passenger rail tunnel would be accepted unless it can be conclusively
demonstrated that tenable conditions are possible downstream of a fire
up to the maximum size. Smoke temperatures would need to be limited to
enable occupants to travel the distances required without injury. Large
cross passage spacing could lead to a significant change in smoke
control, possibly even a smoke extraction system similar to that now
provided in road tunnels in Australia.
Joe Paveley is with Arup.
Fennel, D., "Investigation into the
King's Cross Underground Fire," Her Majesty's Stationary Office, London,
Building Code of Australia - Class 2 to Class 9 Buildings - Volume
1, Australian Building Codes Board, Fyshwick, ACT, Australia, 2008.
- DR AS 4825, "Tunnel Fire Safety," Standards Australia, Sydney, 2009.
NFPA 130, "Standard for Fixed Guideway
Transit and Passenger Rail Systems," National Fire Protection
Association, Quincy, MA, 2010.
BS 6853, "Code of practice for fire
precautions in the design and construction of passenger carrying
trains," British Standards Institution, London, 1999.
International Fire Engineering
Guidelines, Australian Building Codes Board, Canberra, Australia, 2005.
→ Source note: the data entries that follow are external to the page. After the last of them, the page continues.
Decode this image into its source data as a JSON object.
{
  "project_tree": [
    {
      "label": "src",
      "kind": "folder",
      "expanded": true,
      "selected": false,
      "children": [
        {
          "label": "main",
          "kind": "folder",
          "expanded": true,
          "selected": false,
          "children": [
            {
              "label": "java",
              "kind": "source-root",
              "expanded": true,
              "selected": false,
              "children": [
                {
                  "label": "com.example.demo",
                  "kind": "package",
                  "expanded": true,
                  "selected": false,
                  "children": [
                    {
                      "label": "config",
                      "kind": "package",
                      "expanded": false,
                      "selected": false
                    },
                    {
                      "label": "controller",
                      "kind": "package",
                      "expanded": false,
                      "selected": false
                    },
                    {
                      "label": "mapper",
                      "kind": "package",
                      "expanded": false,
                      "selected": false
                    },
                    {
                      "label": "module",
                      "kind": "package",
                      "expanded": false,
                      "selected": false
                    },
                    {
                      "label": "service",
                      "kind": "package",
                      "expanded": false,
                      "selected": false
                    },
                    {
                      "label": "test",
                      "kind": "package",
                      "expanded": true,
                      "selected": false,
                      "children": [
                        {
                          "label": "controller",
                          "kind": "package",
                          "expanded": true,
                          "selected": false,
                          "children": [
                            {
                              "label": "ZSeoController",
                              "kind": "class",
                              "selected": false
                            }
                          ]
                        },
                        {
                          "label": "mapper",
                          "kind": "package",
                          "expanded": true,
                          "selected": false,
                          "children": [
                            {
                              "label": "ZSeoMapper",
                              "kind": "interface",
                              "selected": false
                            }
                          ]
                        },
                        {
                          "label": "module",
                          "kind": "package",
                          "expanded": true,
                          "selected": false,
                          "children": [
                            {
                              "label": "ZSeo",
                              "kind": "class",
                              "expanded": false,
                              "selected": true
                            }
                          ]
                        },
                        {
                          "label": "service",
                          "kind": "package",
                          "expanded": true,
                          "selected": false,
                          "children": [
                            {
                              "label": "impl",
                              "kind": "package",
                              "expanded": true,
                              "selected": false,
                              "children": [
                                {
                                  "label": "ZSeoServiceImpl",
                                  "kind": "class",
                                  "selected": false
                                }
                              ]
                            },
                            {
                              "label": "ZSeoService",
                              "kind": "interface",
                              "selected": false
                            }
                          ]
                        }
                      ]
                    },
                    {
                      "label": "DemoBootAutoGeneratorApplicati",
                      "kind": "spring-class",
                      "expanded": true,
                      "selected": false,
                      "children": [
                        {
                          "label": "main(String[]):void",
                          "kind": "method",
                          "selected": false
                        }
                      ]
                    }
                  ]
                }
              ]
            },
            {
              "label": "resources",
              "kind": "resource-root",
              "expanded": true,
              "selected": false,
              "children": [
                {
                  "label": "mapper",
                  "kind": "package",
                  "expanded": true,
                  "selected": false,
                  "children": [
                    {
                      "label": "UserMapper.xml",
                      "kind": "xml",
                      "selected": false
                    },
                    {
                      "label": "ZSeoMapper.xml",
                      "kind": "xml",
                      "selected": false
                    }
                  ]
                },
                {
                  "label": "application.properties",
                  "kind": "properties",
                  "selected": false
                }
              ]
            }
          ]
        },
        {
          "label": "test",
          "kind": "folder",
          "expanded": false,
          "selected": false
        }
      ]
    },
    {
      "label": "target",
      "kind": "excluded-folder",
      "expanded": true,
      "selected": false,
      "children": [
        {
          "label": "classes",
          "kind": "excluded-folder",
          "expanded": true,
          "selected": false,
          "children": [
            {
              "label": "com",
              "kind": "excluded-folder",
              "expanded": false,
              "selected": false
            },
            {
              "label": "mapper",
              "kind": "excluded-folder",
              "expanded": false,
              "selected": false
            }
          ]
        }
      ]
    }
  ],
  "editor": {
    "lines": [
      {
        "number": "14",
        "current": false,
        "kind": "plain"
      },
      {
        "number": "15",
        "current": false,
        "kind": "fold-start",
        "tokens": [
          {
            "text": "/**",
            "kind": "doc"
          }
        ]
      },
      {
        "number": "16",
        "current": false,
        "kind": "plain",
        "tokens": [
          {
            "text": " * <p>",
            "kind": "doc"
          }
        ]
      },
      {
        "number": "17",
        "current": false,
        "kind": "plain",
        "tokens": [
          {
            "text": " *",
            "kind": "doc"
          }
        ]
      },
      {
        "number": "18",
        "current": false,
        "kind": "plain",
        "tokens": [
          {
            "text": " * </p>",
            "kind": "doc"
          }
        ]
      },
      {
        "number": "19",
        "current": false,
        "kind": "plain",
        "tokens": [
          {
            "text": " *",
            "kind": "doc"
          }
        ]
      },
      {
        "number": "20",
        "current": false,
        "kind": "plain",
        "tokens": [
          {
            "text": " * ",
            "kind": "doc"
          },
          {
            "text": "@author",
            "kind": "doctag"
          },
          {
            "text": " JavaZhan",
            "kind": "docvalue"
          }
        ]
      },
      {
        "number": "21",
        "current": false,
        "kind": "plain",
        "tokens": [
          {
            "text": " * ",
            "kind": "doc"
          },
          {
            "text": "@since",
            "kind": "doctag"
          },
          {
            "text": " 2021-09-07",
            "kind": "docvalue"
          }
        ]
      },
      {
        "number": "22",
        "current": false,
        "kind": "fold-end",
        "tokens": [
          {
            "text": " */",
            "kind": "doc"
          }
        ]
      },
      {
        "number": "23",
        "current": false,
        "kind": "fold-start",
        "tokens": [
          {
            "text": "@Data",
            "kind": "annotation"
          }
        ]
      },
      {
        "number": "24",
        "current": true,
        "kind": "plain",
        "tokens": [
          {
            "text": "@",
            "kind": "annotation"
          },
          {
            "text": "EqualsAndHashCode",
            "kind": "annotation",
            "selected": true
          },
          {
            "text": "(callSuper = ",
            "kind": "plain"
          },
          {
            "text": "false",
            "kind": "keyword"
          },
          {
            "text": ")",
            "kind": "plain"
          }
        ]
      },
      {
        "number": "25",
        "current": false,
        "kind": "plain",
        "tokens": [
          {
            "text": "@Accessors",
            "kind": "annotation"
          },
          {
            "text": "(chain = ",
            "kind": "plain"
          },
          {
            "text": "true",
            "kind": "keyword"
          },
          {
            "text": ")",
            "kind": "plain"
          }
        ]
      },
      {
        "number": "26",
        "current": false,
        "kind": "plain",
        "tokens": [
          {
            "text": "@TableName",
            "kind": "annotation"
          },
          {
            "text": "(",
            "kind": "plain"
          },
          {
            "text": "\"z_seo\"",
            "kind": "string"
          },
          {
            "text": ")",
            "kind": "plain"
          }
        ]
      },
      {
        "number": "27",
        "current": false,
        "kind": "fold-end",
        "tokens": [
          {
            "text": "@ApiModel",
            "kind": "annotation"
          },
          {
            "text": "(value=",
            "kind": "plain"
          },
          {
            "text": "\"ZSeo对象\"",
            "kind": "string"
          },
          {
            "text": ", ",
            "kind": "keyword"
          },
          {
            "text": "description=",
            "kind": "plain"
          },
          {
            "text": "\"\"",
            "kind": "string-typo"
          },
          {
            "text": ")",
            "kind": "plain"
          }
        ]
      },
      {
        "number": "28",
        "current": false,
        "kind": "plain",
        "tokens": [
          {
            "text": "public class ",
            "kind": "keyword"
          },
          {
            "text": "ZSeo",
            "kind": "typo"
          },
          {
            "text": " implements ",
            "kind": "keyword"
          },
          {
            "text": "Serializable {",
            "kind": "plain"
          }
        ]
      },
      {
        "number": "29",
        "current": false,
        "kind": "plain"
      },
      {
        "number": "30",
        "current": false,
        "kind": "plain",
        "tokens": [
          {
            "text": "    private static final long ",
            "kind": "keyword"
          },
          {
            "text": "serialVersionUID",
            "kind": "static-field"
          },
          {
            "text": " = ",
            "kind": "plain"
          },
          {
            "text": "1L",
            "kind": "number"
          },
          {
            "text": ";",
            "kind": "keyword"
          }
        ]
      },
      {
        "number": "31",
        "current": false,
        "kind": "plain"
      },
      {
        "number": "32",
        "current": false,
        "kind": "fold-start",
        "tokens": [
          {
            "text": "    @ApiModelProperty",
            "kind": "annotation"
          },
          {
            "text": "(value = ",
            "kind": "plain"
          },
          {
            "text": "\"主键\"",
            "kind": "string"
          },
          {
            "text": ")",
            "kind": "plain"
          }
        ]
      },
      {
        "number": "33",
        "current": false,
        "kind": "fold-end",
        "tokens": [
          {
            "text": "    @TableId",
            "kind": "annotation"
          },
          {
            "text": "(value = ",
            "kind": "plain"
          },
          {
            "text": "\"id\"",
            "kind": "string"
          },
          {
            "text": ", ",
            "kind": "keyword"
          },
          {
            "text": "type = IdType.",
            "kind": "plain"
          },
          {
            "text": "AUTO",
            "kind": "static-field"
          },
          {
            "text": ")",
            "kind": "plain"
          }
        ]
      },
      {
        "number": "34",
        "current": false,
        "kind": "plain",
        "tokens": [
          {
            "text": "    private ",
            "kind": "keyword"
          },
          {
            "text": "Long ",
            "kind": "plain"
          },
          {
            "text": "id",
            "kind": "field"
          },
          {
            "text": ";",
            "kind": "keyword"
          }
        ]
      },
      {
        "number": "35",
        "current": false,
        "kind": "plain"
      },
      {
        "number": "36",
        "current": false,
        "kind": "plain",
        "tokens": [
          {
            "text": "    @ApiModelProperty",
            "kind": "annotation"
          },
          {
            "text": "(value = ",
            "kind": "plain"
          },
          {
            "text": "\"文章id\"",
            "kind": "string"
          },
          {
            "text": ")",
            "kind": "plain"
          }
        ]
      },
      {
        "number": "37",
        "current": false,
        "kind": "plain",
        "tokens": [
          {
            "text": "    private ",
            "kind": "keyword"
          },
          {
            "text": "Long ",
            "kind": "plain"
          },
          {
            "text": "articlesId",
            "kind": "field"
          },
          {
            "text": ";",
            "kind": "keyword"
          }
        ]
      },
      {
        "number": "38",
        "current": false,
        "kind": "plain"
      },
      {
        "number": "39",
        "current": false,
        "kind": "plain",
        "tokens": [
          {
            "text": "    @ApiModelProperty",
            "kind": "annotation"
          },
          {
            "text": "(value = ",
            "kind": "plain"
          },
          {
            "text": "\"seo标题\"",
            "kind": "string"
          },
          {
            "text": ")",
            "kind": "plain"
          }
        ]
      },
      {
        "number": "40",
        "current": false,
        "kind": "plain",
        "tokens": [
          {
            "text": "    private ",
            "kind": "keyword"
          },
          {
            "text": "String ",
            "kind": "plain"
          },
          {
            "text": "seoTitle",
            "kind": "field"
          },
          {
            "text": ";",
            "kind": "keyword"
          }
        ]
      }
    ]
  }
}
Johnson, P., Gildersleeve, C. &
Boverman, D., "Design Fires - How Do We Know We Have Them Right?" International Conference - Charting the Course, Society of Fire Safety, Melbourne, Australia, 2009.
EN 45545, "Railway Applications. Fire
Protection on Railway Vehicles," European Committee for Standardization,
- Duggan, G., "Usage of ISO 5660 Data in Railway Standards and Fire Safety Cases,"Fire Hazards, Testing, Materials and Products, Shrewsbury, Shropshire, UK, 1997.
Coles, A., Wolski, A. & Taylor, R.
"Rolling Stock Fire Performance: Heat Release Rates with Advanced
Computer Modeling," Fire Protection of Rolling Stock 2009, VIB Events, London, 2009.